A burris 1-5x xtrii in a burris pepr one-piece mount—augmented by a burris fastfire red-dot—were used by the author throughout testing. Magpul mbus pro back up iron sights are factory equipment on the dmr.

Even though they weren’t used for precision testing, the Magpul MBUS Pro iron sights are top notch. The front post is slightly tapered to enable a finer sight picture, and adjustments with the bare fingers were easy. In less than 10 rounds at 50 yards I had the DMR zeroed, with five rounds of Federal 62-gr. M855 green tip nearly touching inside an inch. Winchester 5.56 FMJ 55-gr. “white box” put all five into about 2.5 inches at 100 yards. Accuracy testing done, I emptied a magazine into a 9-inch steel swinger firing from kneeling at 50 yards as fast as I could just for fun. No issues—and no misses—given the DMR’s lack of recoil and perfect reliability.

FNH USA has a winner in the DMR. It does everything it was intended to do, and would be suitable for either DMR work or civilian competition.
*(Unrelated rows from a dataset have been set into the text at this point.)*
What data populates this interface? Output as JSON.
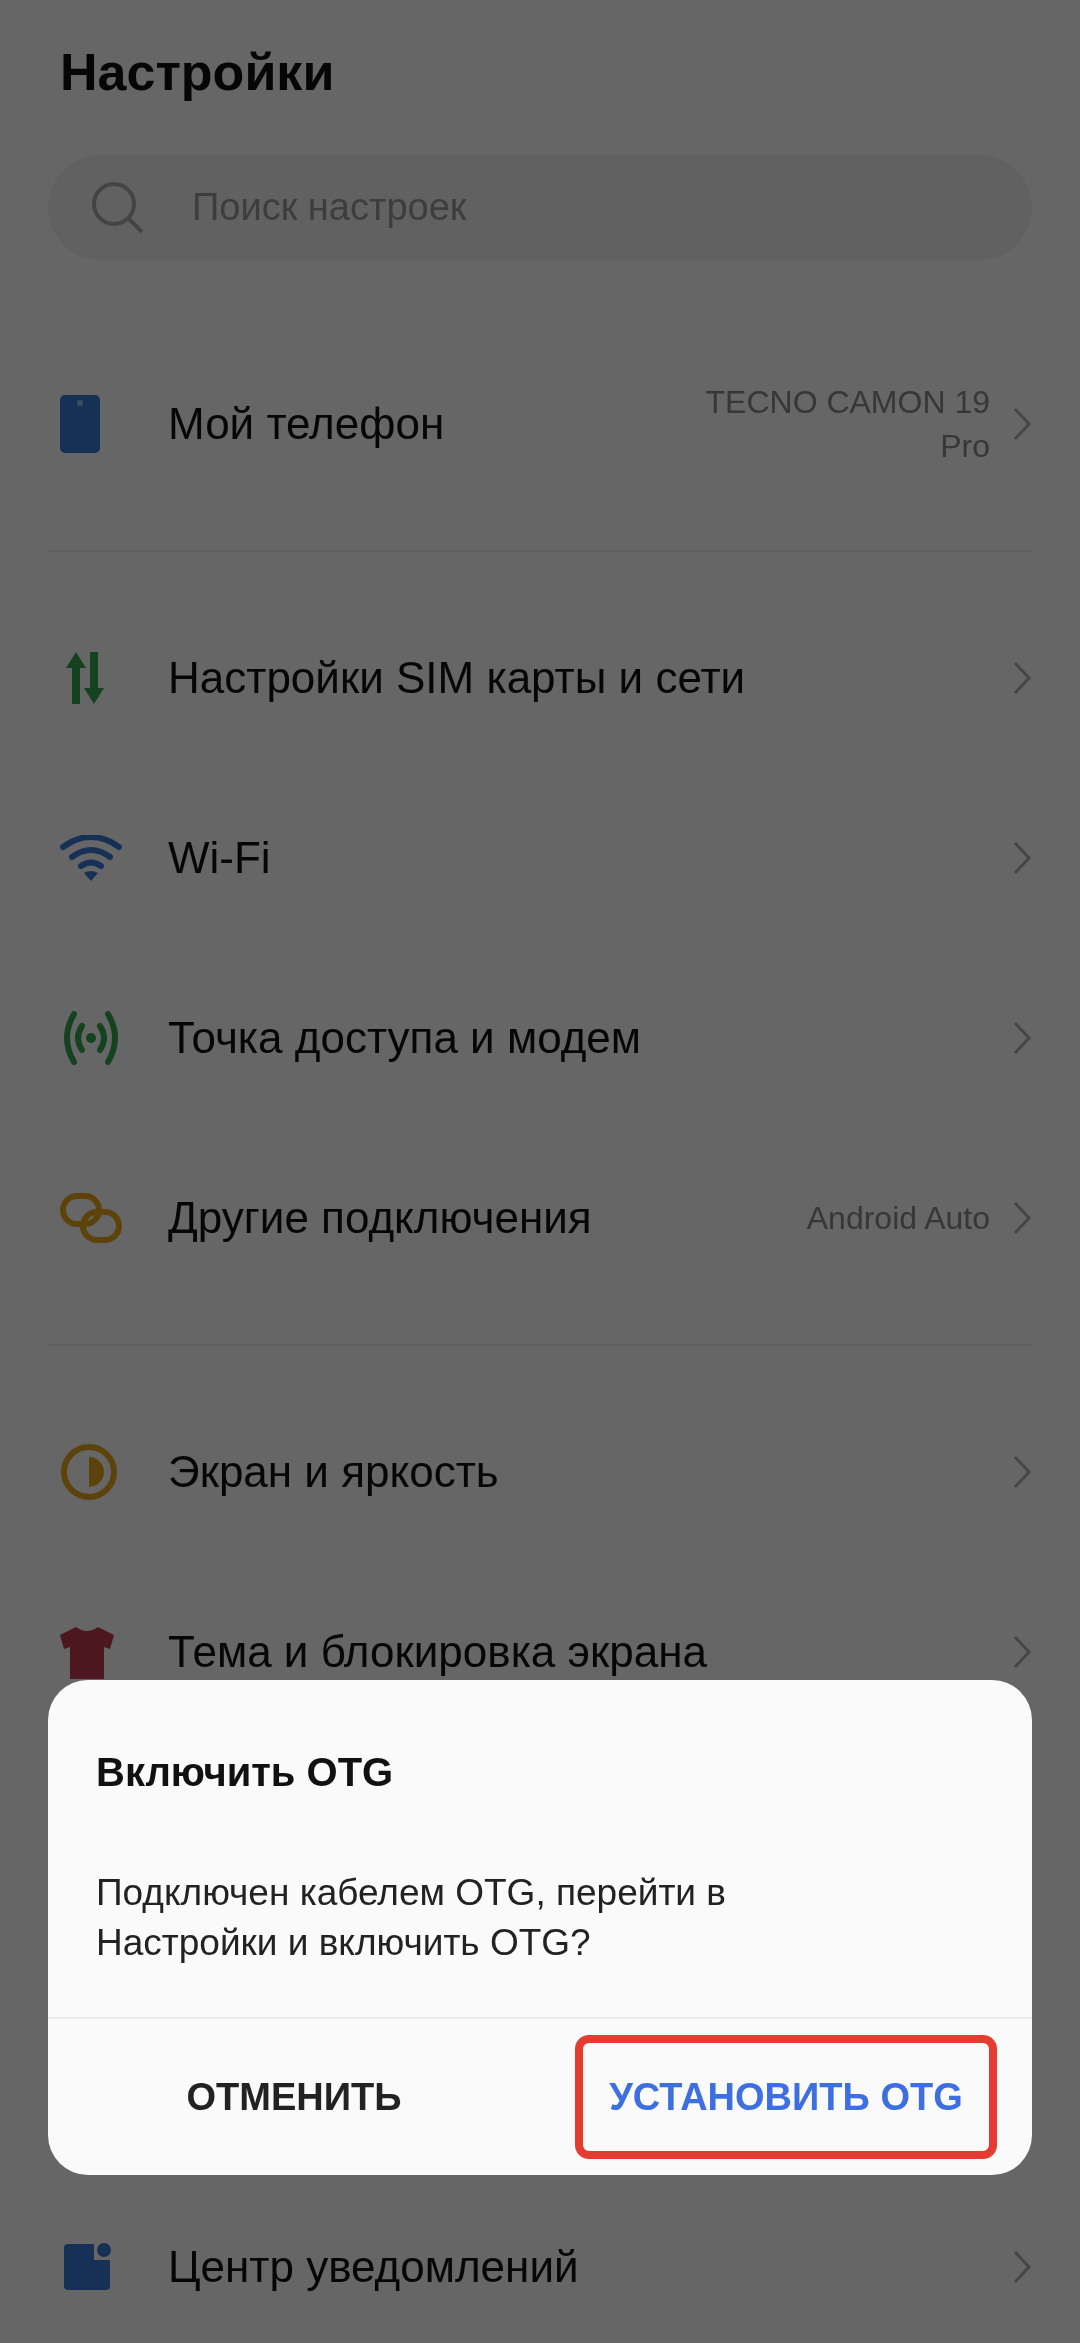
{
  "page": {
    "title": "Настройки"
  },
  "search": {
    "placeholder": "Поиск настроек"
  },
  "sections": [
    {
      "items": [
        {
          "label": "Мой телефон",
          "value": "TECNO CAMON 19 Pro"
        }
      ]
    },
    {
      "items": [
        {
          "label": "Настройки SIM карты и сети"
        },
        {
          "label": "Wi-Fi"
        },
        {
          "label": "Точка доступа и модем"
        },
        {
          "label": "Другие подключения",
          "value": "Android Auto"
        }
      ]
    },
    {
      "items": [
        {
          "label": "Экран и яркость"
        },
        {
          "label": "Тема и блокировка экрана"
        }
      ]
    },
    {
      "items": [
        {
          "label": "Центр уведомлений"
        }
      ]
    }
  ],
  "dialog": {
    "title": "Включить OTG",
    "message": "Подключен кабелем OTG, перейти в Настройки и включить OTG?",
    "buttons": [
      {
        "label": "ОТМЕНИТЬ",
        "kind": "cancel",
        "highlighted": false
      },
      {
        "label": "УСТАНОВИТЬ OTG",
        "kind": "confirm",
        "highlighted": true
      }
    ]
  }
}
The MSRP is $1,899. The Timney trigger, rifle length gas system and MI SSM handguard alone make it worth the price. And, of course, a garage-built AR won’t have the FNH pedigree or quality backed by a factory warranty. Your mission should drive your choice of equipment. If your mission includes a DMR requirement, or good competition performance, take a look at the FNH USA FN 15 DMR at you local dealer, or for more information, contact FNH USA, Dept. OT; Tel.: (703) 288-3500; Web: www.fnhusa.com